▶ **TASK ITEM**:
What lines in the data below mention the string "name"? Copy them out.

▶ **SOURCE RECORDS**:
Content starts
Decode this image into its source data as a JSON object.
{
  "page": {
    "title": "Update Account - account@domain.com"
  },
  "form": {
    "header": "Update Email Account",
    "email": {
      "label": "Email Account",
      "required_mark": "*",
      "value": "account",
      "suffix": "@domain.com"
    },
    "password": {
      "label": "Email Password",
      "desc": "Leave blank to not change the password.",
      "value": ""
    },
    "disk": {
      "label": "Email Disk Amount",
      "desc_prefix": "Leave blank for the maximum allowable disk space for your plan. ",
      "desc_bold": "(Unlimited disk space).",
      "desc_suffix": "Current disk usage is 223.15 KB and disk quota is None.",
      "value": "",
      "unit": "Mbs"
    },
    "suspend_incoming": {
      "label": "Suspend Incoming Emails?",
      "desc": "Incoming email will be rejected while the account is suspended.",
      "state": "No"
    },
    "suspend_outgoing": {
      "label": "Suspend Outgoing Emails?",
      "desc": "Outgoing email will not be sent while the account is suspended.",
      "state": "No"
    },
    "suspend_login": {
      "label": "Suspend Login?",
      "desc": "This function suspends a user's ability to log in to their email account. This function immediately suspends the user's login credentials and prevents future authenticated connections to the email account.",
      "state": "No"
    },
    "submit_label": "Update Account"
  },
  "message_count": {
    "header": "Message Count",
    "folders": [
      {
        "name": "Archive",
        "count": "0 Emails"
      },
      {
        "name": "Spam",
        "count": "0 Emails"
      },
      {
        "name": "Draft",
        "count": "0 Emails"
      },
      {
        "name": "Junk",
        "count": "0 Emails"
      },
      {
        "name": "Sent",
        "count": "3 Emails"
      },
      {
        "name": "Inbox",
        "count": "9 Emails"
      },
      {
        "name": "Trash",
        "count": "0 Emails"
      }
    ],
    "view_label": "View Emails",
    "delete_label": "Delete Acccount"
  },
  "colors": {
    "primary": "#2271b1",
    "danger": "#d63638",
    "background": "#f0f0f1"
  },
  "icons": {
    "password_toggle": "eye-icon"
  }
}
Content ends
▶ **SOLUTION FOR THIS EXERCISE**:
        "name": "Archive",
        "name": "Spam",
        "name": "Draft",
        "name": "Junk",
        "name": "Sent",
        "name": "Inbox",
        "name": "Trash",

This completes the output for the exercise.